In February 2016, Virgin Atlantic flight VS025 from London to New York City issued a pan-pan when west of Ireland, after the co-pilot reported feeling unwell due to an incident with a laser soon after take-off. The plane returned to Heathrow Airport as a "precautionary measure".[19]

In March 2017, the crew of a Regional Express (Rex) flight ZL768, from Albury to Sydney, issued a pan-pan when one of the two propellers of the Saab 340 plane fell off over the Sydney suburb of Revesby. The aircraft was about 20 km from its destination, and it landed safely at Sydney Airport. The passengers were shaken but uninjured. The propeller was found in bushland at Revesby four days later.[20]

Medical advice[edit]
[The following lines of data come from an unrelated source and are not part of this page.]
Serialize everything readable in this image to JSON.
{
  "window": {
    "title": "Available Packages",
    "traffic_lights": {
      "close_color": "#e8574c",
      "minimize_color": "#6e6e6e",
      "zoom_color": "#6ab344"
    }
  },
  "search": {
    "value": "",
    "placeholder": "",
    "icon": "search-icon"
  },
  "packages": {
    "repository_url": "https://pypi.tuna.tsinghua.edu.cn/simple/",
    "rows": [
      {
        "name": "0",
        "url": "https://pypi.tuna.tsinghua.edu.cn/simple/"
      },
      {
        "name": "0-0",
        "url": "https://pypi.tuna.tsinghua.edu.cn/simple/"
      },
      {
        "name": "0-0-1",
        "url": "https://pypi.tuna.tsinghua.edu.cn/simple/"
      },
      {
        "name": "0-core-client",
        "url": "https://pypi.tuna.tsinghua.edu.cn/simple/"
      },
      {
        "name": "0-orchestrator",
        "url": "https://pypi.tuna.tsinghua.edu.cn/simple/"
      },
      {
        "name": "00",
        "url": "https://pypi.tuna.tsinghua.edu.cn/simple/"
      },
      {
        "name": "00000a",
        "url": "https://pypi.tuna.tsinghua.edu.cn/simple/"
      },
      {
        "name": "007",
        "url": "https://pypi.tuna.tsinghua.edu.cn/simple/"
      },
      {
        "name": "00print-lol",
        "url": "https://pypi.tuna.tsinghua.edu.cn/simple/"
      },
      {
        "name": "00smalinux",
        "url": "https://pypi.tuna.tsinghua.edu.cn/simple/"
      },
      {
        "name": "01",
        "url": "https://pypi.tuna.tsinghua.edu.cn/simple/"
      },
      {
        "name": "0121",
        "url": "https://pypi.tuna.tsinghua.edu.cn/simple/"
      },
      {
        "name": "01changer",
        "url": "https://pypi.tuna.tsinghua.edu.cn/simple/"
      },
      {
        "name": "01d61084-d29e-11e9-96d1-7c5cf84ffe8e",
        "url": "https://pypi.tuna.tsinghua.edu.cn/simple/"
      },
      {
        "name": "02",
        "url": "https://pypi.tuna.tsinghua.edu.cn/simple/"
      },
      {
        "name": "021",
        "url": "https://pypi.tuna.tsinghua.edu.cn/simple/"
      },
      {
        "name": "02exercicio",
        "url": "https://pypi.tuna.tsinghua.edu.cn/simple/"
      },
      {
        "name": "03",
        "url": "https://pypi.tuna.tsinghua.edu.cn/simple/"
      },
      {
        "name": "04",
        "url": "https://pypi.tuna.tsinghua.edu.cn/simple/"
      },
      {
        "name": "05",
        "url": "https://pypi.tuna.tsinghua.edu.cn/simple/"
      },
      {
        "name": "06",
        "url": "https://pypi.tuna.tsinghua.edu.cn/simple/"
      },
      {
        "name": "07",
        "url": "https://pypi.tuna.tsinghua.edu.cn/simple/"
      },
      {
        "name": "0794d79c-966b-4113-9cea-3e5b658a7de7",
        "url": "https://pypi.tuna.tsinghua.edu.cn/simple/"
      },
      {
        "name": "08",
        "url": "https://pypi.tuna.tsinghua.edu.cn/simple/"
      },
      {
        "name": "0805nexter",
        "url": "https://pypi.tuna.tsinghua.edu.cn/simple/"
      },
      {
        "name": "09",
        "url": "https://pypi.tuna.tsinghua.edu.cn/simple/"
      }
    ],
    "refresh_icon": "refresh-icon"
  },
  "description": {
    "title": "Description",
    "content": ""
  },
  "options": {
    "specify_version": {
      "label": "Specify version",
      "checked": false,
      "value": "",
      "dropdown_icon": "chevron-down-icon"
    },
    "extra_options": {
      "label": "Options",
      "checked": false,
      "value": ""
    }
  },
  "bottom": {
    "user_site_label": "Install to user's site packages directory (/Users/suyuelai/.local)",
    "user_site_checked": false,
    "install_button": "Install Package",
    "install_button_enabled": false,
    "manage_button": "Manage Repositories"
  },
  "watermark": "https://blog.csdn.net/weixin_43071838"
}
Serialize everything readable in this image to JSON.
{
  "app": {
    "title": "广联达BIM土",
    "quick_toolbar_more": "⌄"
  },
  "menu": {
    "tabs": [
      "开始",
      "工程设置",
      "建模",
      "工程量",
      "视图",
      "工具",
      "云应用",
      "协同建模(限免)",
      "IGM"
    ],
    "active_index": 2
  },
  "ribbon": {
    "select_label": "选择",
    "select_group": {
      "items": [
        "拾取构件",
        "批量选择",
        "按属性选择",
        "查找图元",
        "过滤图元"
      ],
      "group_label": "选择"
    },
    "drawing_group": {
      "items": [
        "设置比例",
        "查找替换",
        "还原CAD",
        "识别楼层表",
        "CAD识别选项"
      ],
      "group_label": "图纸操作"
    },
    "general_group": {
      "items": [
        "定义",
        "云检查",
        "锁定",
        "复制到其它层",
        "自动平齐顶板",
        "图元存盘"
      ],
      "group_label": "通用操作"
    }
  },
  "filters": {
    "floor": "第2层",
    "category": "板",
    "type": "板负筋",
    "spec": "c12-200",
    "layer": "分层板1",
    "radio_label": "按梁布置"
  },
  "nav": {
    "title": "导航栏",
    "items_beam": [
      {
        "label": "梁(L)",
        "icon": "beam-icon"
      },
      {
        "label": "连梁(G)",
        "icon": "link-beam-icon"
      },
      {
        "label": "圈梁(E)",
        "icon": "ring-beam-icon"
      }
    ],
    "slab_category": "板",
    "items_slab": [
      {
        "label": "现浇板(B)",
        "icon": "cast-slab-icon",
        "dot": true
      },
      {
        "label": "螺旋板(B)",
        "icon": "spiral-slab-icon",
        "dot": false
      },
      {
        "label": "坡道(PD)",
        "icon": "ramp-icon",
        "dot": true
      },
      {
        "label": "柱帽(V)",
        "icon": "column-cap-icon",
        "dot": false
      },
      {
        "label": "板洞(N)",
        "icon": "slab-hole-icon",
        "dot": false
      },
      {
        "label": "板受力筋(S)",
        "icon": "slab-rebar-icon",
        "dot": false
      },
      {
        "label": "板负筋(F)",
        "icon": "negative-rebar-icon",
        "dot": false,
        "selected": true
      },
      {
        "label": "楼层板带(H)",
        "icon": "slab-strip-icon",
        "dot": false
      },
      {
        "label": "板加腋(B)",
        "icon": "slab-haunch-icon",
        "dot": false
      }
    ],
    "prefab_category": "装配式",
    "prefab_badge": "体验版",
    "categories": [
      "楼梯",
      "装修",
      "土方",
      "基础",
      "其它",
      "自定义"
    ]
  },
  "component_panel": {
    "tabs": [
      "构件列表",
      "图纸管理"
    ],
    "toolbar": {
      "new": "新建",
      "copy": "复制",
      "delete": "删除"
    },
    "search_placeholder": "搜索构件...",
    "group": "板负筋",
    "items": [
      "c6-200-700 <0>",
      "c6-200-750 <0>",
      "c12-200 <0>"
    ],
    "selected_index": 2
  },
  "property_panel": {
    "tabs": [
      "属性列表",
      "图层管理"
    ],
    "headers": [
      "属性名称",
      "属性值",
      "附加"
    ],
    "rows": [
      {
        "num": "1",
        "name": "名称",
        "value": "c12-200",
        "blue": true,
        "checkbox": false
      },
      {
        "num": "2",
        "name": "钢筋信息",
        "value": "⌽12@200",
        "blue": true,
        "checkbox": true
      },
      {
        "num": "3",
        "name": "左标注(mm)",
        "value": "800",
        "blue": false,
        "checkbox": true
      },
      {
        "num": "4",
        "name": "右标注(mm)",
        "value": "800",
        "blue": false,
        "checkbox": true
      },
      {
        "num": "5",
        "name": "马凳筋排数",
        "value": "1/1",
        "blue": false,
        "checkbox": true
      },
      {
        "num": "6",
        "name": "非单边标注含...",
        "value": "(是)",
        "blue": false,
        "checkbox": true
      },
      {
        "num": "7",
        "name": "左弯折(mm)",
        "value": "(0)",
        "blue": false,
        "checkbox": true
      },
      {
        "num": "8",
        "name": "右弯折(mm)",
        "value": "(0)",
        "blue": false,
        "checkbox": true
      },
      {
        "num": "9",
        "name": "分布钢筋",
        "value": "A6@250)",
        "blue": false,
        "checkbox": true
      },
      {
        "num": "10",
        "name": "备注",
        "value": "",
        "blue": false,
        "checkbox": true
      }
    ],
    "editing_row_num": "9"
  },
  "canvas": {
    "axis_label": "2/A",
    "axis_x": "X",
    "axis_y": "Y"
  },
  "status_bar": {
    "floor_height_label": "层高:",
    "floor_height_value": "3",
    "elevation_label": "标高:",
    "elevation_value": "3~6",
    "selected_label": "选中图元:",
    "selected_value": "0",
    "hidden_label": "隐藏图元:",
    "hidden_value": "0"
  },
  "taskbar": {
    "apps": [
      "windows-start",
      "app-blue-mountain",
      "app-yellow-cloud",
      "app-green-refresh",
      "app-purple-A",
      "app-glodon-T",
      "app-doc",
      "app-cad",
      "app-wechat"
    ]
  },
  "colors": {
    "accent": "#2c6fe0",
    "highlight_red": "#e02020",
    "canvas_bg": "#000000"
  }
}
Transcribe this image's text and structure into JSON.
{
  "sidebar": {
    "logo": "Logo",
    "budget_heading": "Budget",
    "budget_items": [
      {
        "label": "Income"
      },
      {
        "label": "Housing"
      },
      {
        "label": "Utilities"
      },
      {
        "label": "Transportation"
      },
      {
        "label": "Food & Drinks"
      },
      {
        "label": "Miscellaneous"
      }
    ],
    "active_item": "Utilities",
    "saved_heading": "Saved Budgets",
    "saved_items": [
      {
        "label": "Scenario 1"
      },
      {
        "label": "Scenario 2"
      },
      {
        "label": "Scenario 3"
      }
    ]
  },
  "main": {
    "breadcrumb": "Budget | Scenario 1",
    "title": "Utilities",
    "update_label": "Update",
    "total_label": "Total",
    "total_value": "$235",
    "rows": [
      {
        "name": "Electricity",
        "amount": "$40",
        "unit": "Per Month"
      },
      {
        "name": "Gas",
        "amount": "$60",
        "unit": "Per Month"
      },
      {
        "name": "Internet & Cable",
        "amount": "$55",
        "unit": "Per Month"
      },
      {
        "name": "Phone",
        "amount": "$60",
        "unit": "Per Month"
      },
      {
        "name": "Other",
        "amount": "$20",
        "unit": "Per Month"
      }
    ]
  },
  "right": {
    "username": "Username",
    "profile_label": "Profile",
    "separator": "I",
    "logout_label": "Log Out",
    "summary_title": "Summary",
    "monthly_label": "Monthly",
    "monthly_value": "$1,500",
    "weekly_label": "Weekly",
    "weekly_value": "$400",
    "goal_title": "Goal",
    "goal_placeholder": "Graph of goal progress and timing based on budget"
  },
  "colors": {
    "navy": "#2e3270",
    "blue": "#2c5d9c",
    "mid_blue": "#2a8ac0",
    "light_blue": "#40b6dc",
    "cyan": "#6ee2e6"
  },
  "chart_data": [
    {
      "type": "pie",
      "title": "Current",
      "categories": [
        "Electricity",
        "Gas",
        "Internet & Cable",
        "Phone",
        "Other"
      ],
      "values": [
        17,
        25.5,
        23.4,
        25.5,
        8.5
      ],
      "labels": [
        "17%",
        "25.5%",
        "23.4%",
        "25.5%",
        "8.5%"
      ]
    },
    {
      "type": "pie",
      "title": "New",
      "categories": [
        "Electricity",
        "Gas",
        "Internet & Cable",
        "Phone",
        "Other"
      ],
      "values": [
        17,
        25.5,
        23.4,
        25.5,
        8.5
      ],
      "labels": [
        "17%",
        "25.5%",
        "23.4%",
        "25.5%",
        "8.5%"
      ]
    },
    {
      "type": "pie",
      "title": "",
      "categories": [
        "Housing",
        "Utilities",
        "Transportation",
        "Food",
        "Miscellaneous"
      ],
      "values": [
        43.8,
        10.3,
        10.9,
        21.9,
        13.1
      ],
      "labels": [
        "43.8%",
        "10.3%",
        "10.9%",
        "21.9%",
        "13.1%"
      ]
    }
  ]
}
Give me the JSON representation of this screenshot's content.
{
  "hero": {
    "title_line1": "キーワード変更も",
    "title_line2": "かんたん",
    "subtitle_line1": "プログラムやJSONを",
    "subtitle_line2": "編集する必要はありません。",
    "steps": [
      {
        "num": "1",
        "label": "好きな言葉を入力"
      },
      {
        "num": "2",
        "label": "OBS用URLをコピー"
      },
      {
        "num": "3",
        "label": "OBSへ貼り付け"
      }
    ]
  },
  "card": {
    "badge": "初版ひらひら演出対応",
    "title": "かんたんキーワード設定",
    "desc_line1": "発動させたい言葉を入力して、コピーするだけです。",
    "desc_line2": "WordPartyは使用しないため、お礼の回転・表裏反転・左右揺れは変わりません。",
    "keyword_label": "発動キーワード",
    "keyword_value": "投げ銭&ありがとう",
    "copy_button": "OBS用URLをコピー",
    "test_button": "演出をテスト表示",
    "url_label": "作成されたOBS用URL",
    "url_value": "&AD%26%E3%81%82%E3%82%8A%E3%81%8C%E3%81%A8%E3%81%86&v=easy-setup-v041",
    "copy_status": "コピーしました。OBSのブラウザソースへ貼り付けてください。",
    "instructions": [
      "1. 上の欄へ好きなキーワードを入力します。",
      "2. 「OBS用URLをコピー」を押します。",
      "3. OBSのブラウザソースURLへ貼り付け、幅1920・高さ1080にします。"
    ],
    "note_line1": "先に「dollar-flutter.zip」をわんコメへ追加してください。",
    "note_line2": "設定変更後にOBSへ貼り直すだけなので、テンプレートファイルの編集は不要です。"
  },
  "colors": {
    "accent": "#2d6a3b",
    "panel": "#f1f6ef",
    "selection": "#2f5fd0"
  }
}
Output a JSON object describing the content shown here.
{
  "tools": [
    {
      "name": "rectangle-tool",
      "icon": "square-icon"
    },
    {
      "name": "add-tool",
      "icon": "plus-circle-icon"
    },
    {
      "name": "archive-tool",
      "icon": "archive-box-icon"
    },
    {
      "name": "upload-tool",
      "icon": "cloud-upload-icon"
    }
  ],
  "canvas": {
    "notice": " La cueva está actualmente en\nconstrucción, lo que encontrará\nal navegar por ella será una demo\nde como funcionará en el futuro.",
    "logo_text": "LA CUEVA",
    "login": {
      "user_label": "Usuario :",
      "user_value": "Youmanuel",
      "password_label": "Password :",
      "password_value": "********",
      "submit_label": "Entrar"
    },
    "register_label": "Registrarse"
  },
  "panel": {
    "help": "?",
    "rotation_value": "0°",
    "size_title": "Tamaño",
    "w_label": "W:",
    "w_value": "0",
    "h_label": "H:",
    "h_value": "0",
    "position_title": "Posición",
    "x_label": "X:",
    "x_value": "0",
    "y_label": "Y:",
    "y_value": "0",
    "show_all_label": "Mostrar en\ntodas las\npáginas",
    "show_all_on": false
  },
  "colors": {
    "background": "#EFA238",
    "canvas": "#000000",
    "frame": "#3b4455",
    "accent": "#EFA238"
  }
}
One special case of "pan-pan" is to ask for medical advice. This is a normal "pan-pan" call that includes a phrase such as "request medical advice" and the craft identification, position. and nature of the medical problem. This type of call is specifically for getting a doctor's advice for a medical problem that does not, in the opinion of the skipper or master of the vessel, seem life-threatening. The phrase "pan-pan medico" appears in some older reference books, but is no longer in official use.[12]

Once patched through, a doctor or other medical expert on land or in another vessel typically asks the radio operator to detail the symptoms and history of the condition, and provide any available patient medical history. The doctor typically recommends first aid treatment and gives other advice based on what resources are available on board. In some cases, the medical issue may be urgent enough to escalate the pan-pan to a mayday call for immediate intervention by rescuers, if possible.

See also[edit]

References[edit]

  1. ^ a b "Safety and Distress Radiotelephone Procedures". Transport Canada. 28 June 2013. Archived from the original on 5 August 2013. Retrieved 13 August 2013. 
  2. ^ District Eleven Response (dr). "Search and Rescue: Calling the Coast Guard". United States Coast Guard. Retrieved 13 August 2013. 
  3. ^ 1st Coast Guard District (6 September 2001). "Special Notice To Mariners" (PDF). United States Coast Guard. Retrieved 13 August 2013. 
  4. ^ "RIC-22 — General Radiotelephone Operating Procedures". ic.gc.ca. Archived from the original on 2011-08-11. 
  5. ^ "RIC-22 — General Radiotelephone Operating Procedures". ic.gc.ca. 
  6. ^ "Safety Of Life At Sea" (PDF). 
  7. ^ Transport Canada: "PAN PAN"
  8. ^ "Air Traffic Organization Policy, Order JO7110.65W" (PDF). U.S. Department of Transportation, Federal Aviation Administration. 
  9. ^ Admirality List Of Radio Signals, 2012 Vol.5 page 88 B3
  10. ^ "Marine Communications and Traffic Services". Government of Canada. 
  11. ^ "Navigation Rules Online". uscg.gov. 
  12. ^ a b Tim Bartlett (2009). VHF handbook. Southampton: The Royal Yachting Association. p. 53. ISBN 978-1-905104-03-1. 
  13. ^ "Transportation Safety Board of Canada - Aviation Investigation Report A98H0003". tsb.gc.ca. 
  14. ^ NTSB Accident Report
  15. ^ "Nocookies". The Australian. 
  16. ^ "The Aviation Herald". avherald.com. 
  17. ^ Duncan, Alex (2012). Sweating the Metal. London: Hodder & Stoughton. pp. 297–306, 308. ISBN 978-1-444-70800-4. 
  18. ^ "Incident: Cyprus A319 near Athens on Oct 13th 2013, cracked windshield". The Aviation Herald. 13 October 2013. 
  19. ^ "Virgin Atlantic flight back in UK after 'laser incident'". BBC News. 
  20. ^ Brook, Benedict; AAP (2017-03-21). "Regional Express plane's propeller found in south west Sydney suburbs". news.com.au. Retrieved 2017-03-21.